● Work instruction
Lines holding the string "informatique" are the ones to copy from this listing.

= = = = = = =

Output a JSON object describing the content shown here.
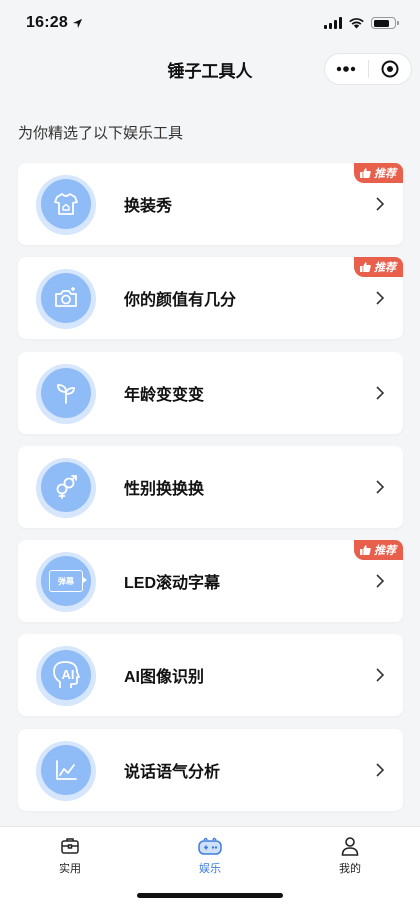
{
  "status_bar": {
    "time": "16:28"
  },
  "nav": {
    "title": "锤子工具人"
  },
  "section_title": "为你精选了以下娱乐工具",
  "tools": [
    {
      "label": "换装秀",
      "icon": "tshirt-icon",
      "badge": "推荐"
    },
    {
      "label": "你的颜值有几分",
      "icon": "camera-icon",
      "badge": "推荐"
    },
    {
      "label": "年龄变变变",
      "icon": "sprout-icon",
      "badge": ""
    },
    {
      "label": "性别换换换",
      "icon": "gender-icon",
      "badge": ""
    },
    {
      "label": "LED滚动字幕",
      "icon": "led-screen-icon",
      "badge": "推荐",
      "icon_text": "弹幕"
    },
    {
      "label": "AI图像识别",
      "icon": "ai-head-icon",
      "badge": "",
      "icon_text": "AI"
    },
    {
      "label": "说话语气分析",
      "icon": "line-chart-icon",
      "badge": ""
    }
  ],
  "tab_bar": {
    "items": [
      {
        "label": "实用",
        "icon": "toolbox-icon",
        "active": false
      },
      {
        "label": "娱乐",
        "icon": "game-controller-icon",
        "active": true
      },
      {
        "label": "我的",
        "icon": "person-icon",
        "active": false
      }
    ]
  },
  "colors": {
    "accent": "#3f7ede",
    "badge": "#e8604c",
    "icon_fill": "#8fbbf6",
    "icon_halo": "#d6e6fd",
    "background": "#f4f5f7"
  }
}
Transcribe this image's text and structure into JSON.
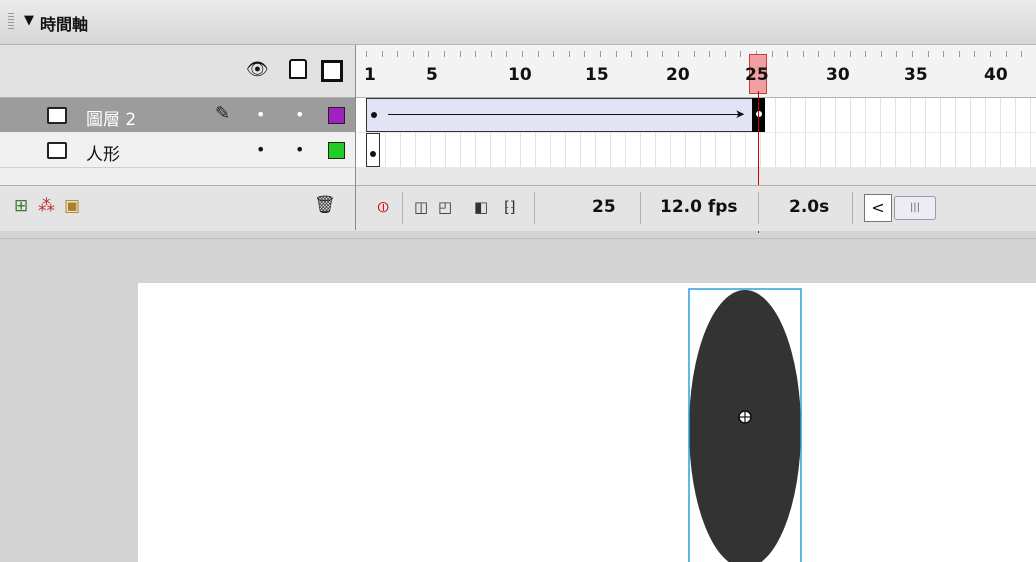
{
  "panel": {
    "title": "時間軸",
    "collapse_icon": "▼"
  },
  "layers": [
    {
      "name": "圖層 2",
      "color": "#a020c0",
      "selected": true
    },
    {
      "name": "人形",
      "color": "#22cc22",
      "selected": false
    }
  ],
  "ruler_labels": [
    "1",
    "5",
    "10",
    "15",
    "20",
    "25",
    "30",
    "35",
    "40"
  ],
  "status": {
    "current_frame": "25",
    "frame_rate": "12.0 fps",
    "elapsed_time": "2.0s"
  },
  "stage": {
    "shape_color": "#333333",
    "selection_color": "#2aa0e0"
  },
  "colors": {
    "playhead": "#cc0000",
    "tween_fill": "#e3e3f6"
  }
}
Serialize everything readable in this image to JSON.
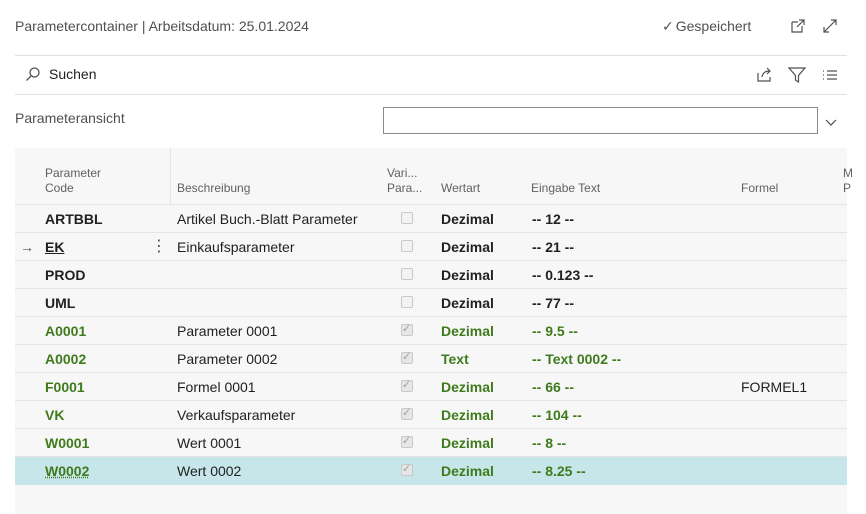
{
  "header": {
    "title": "Parametercontainer | Arbeitsdatum: 25.01.2024",
    "saved_label": "Gespeichert"
  },
  "toolbar": {
    "search_label": "Suchen"
  },
  "filter": {
    "label": "Parameteransicht",
    "value": ""
  },
  "columns": {
    "code_line1": "Parameter",
    "code_line2": "Code",
    "desc": "Beschreibung",
    "var_line1": "Vari...",
    "var_line2": "Para...",
    "wertart": "Wertart",
    "eingabe": "Eingabe Text",
    "formel": "Formel",
    "more_line1": "M",
    "more_line2": "P"
  },
  "rows": [
    {
      "code": "ARTBBL",
      "desc": "Artikel Buch.-Blatt Parameter",
      "var": false,
      "wertart": "Dezimal",
      "eingabe": "-- 12 --",
      "formel": "",
      "green": false
    },
    {
      "code": "EK",
      "desc": "Einkaufsparameter",
      "var": false,
      "wertart": "Dezimal",
      "eingabe": "-- 21 --",
      "formel": "",
      "green": false
    },
    {
      "code": "PROD",
      "desc": "",
      "var": false,
      "wertart": "Dezimal",
      "eingabe": "-- 0.123 --",
      "formel": "",
      "green": false
    },
    {
      "code": "UML",
      "desc": "",
      "var": false,
      "wertart": "Dezimal",
      "eingabe": "-- 77 --",
      "formel": "",
      "green": false
    },
    {
      "code": "A0001",
      "desc": "Parameter 0001",
      "var": true,
      "wertart": "Dezimal",
      "eingabe": "-- 9.5 --",
      "formel": "",
      "green": true
    },
    {
      "code": "A0002",
      "desc": "Parameter 0002",
      "var": true,
      "wertart": "Text",
      "eingabe": "-- Text 0002 --",
      "formel": "",
      "green": true
    },
    {
      "code": "F0001",
      "desc": "Formel 0001",
      "var": true,
      "wertart": "Dezimal",
      "eingabe": "-- 66 --",
      "formel": "FORMEL1",
      "green": true
    },
    {
      "code": "VK",
      "desc": "Verkaufsparameter",
      "var": true,
      "wertart": "Dezimal",
      "eingabe": "-- 104 --",
      "formel": "",
      "green": true
    },
    {
      "code": "W0001",
      "desc": "Wert 0001",
      "var": true,
      "wertart": "Dezimal",
      "eingabe": "-- 8 --",
      "formel": "",
      "green": true
    },
    {
      "code": "W0002",
      "desc": "Wert 0002",
      "var": true,
      "wertart": "Dezimal",
      "eingabe": "-- 8.25 --",
      "formel": "",
      "green": true
    }
  ],
  "icons": {
    "saved": "checkmark-icon",
    "open_new": "open-in-new-window-icon",
    "expand": "expand-icon",
    "search": "search-icon",
    "share": "share-icon",
    "filter": "filter-icon",
    "list": "list-view-icon",
    "dropdown": "chevron-down-icon",
    "current_row": "arrow-right-icon",
    "row_menu": "more-vertical-icon"
  },
  "colors": {
    "green_text": "#3f7b1c",
    "selected_row": "#c6e6ea"
  }
}
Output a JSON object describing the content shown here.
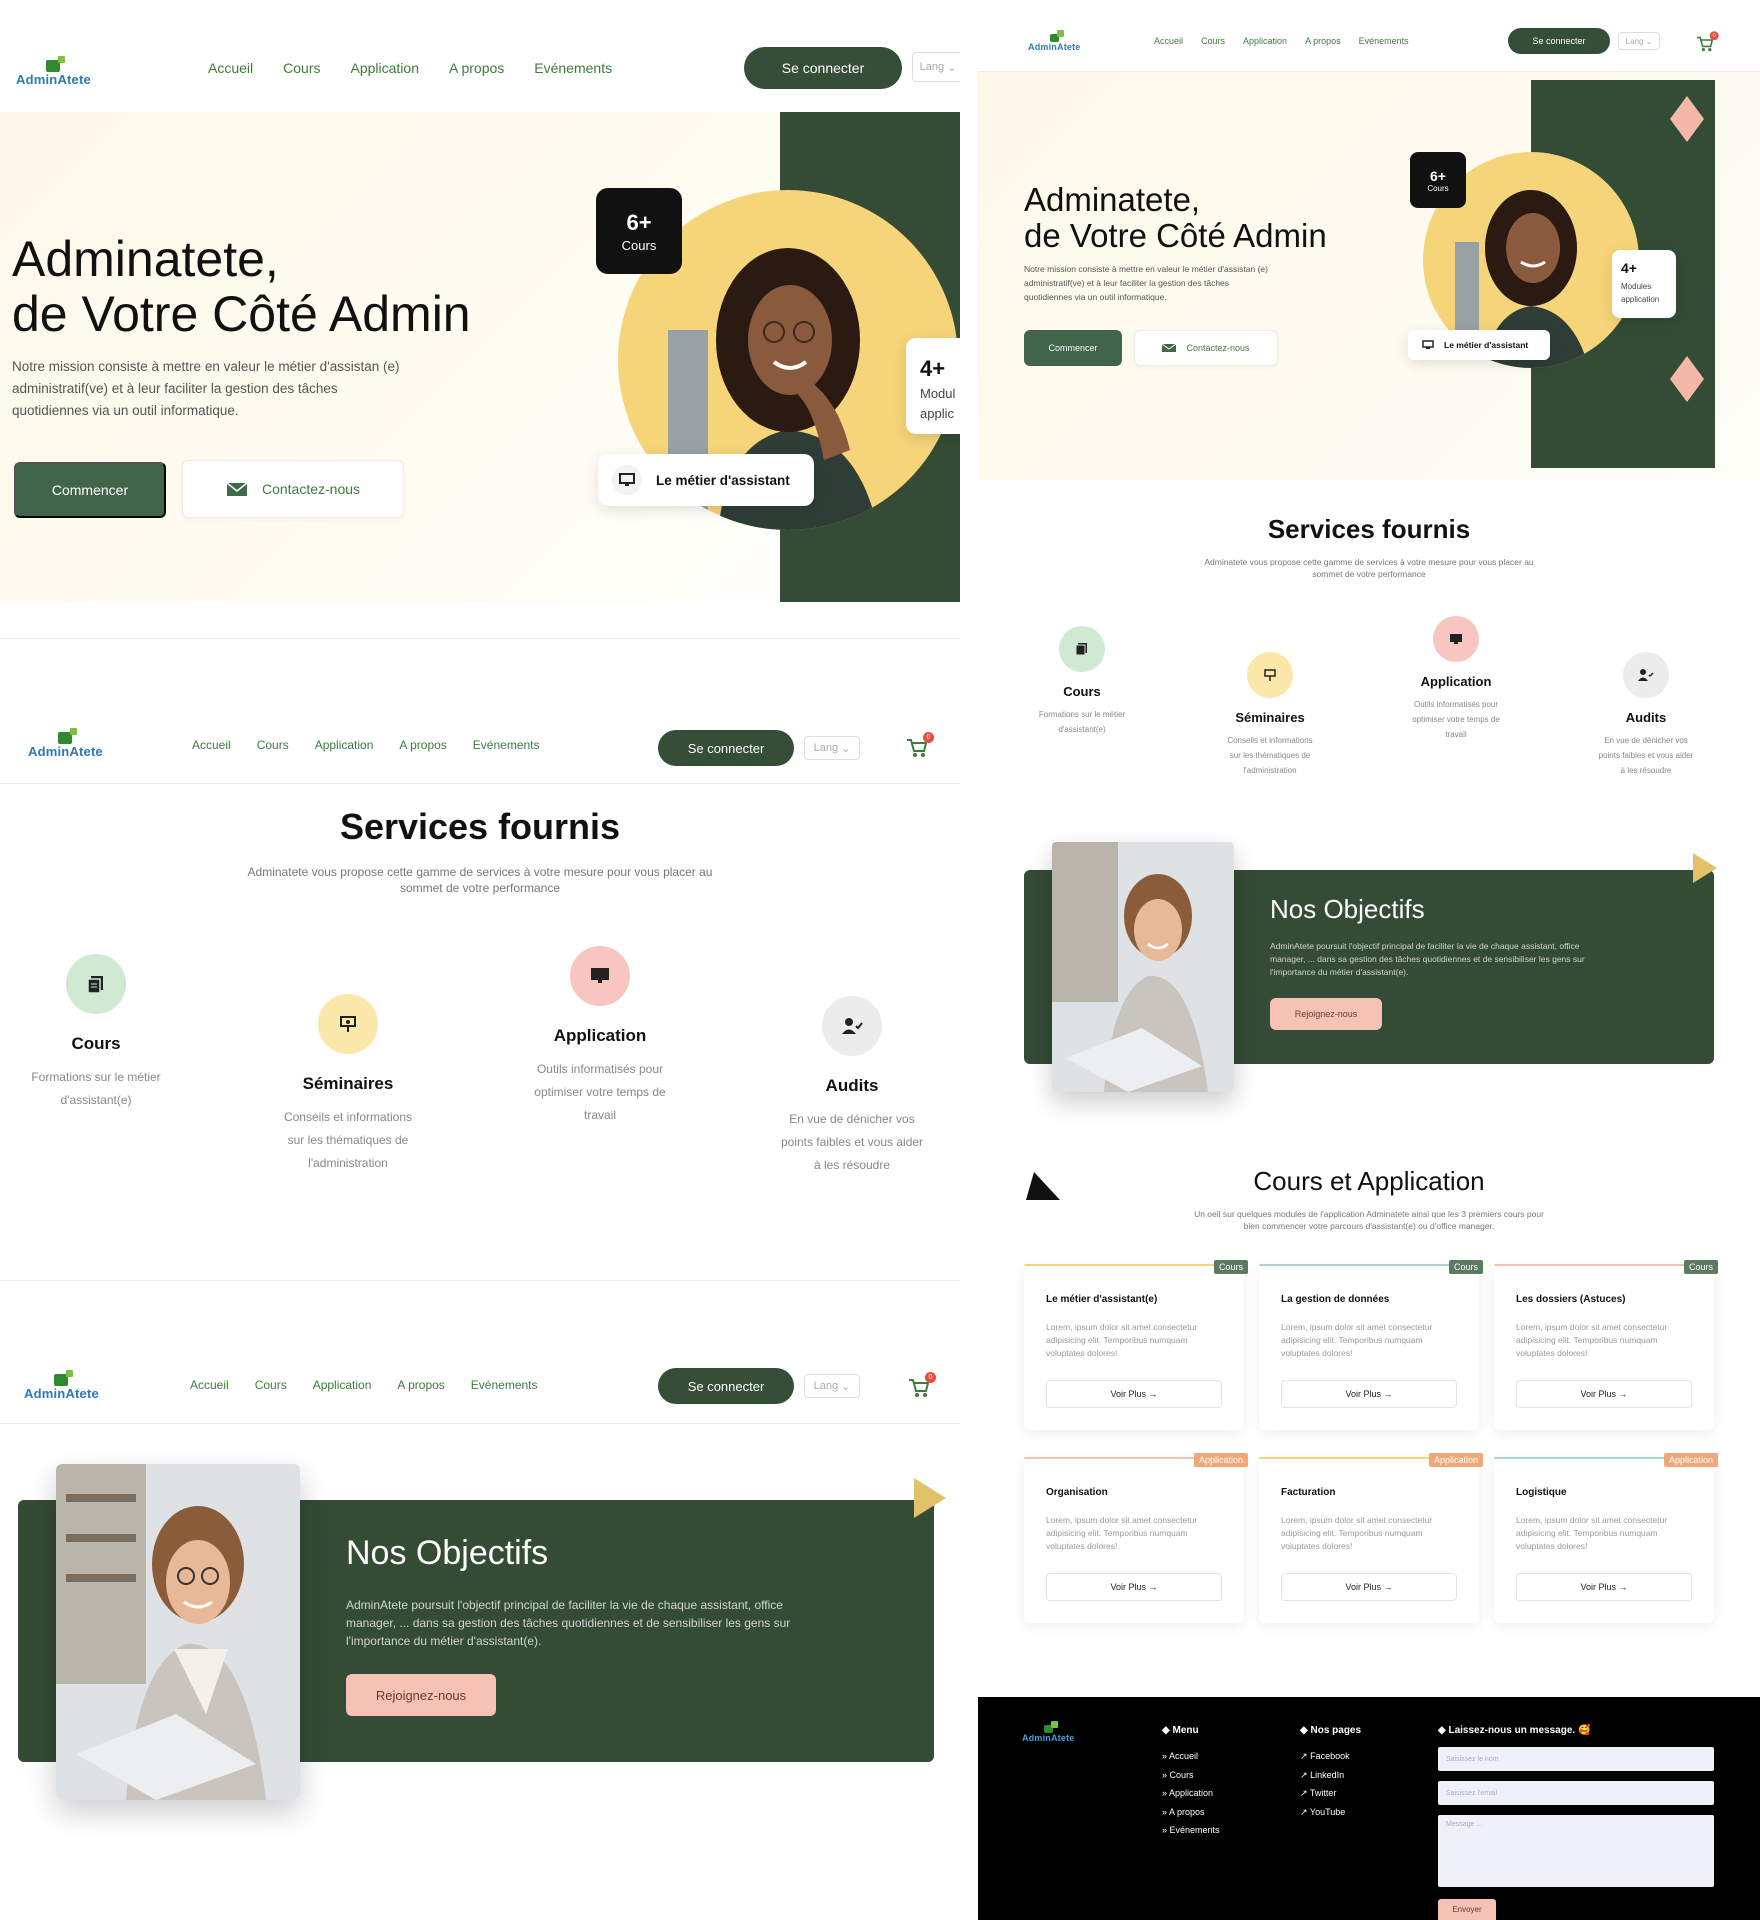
{
  "brand": {
    "name": "AdminAtete"
  },
  "nav": {
    "links": [
      "Accueil",
      "Cours",
      "Application",
      "A propos",
      "Evénements"
    ],
    "login": "Se connecter",
    "lang": "Lang",
    "cart_count": "0"
  },
  "hero": {
    "title_line1": "Adminatete,",
    "title_line2": "de Votre Côté Admin",
    "desc_line1": "Notre mission consiste à mettre en valeur le métier d'assistan (e)",
    "desc_line2": "administratif(ve) et à leur faciliter la gestion des tâches",
    "desc_line3": "quotidiennes via un outil informatique.",
    "desc_r1": "Notre mission consiste à mettre en valeur le métier d'assistan (e)",
    "desc_r2": "administratif(ve) et à leur faciliter la gestion des tâches",
    "desc_r3": "quotidiennes via un outil informatique.",
    "start": "Commencer",
    "contact": "Contactez-nous",
    "badge_courses_num": "6+",
    "badge_courses_label": "Cours",
    "badge_modules_num": "4+",
    "badge_modules_label_1": "Modul",
    "badge_modules_label_2": "applic",
    "badge_modules_full_1": "Modules",
    "badge_modules_full_2": "application",
    "card_label": "Le métier d'assistant"
  },
  "services": {
    "title": "Services fournis",
    "sub_line1": "Adminatete vous propose cette gamme de services à votre mesure pour vous placer au",
    "sub_line2": "sommet de votre performance",
    "items": [
      {
        "title": "Cours",
        "d1": "Formations sur le métier",
        "d2": "d'assistant(e)",
        "d3": ""
      },
      {
        "title": "Séminaires",
        "d1": "Conseils et informations",
        "d2": "sur les thématiques de",
        "d3": "l'administration"
      },
      {
        "title": "Application",
        "d1": "Outils informatisés pour",
        "d2": "optimiser votre temps de",
        "d3": "travail"
      },
      {
        "title": "Audits",
        "d1": "En vue de dénicher vos",
        "d2": "points faibles et vous aider",
        "d3": "à les résoudre"
      }
    ]
  },
  "objectifs": {
    "title": "Nos Objectifs",
    "l1": "AdminAtete poursuit l'objectif principal de faciliter la vie de chaque assistant, office",
    "l2": "manager, ... dans sa gestion des tâches quotidiennes et de sensibiliser les gens sur",
    "l3": "l'importance du métier d'assistant(e).",
    "cta": "Rejoignez-nous"
  },
  "courses": {
    "title": "Cours et Application",
    "sub1": "Un oeil sur quelques modules de l'application Adminatete ainsi que les 3 premiers cours pour",
    "sub2": "bien commencer votre parcours d'assistant(e) ou d'office manager.",
    "lorem1": "Lorem, ipsum dolor sit amet consectetur",
    "lorem2": "adipisicing elit. Temporibus numquam",
    "lorem3": "voluptates dolores!",
    "more": "Voir Plus →",
    "tag_course": "Cours",
    "tag_app": "Application",
    "cards": [
      {
        "title": "Le métier d'assistant(e)"
      },
      {
        "title": "La gestion de données"
      },
      {
        "title": "Les dossiers (Astuces)"
      },
      {
        "title": "Organisation"
      },
      {
        "title": "Facturation"
      },
      {
        "title": "Logistique"
      }
    ]
  },
  "footer": {
    "menu_title": "Menu",
    "menu": [
      "Accueil",
      "Cours",
      "Application",
      "A propos",
      "Evénements"
    ],
    "pages_title": "Nos pages",
    "pages": [
      "Facebook",
      "LinkedIn",
      "Twitter",
      "YouTube"
    ],
    "msg_title": "Laissez-nous un message. 🥰",
    "ph_name": "Saisissez le nom",
    "ph_email": "Saisissez l'email",
    "ph_msg": "Message ...",
    "send": "Envoyer"
  },
  "colors": {
    "primary": "#344b35",
    "accent_yellow": "#f6d47a",
    "accent_pink": "#f6c2b6",
    "link_green": "#3e7b3e"
  }
}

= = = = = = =

● Exercise output
    "desc_line3": "quotidiennes via un outil informatique.",
    "desc_r3": "quotidiennes via un outil informatique.",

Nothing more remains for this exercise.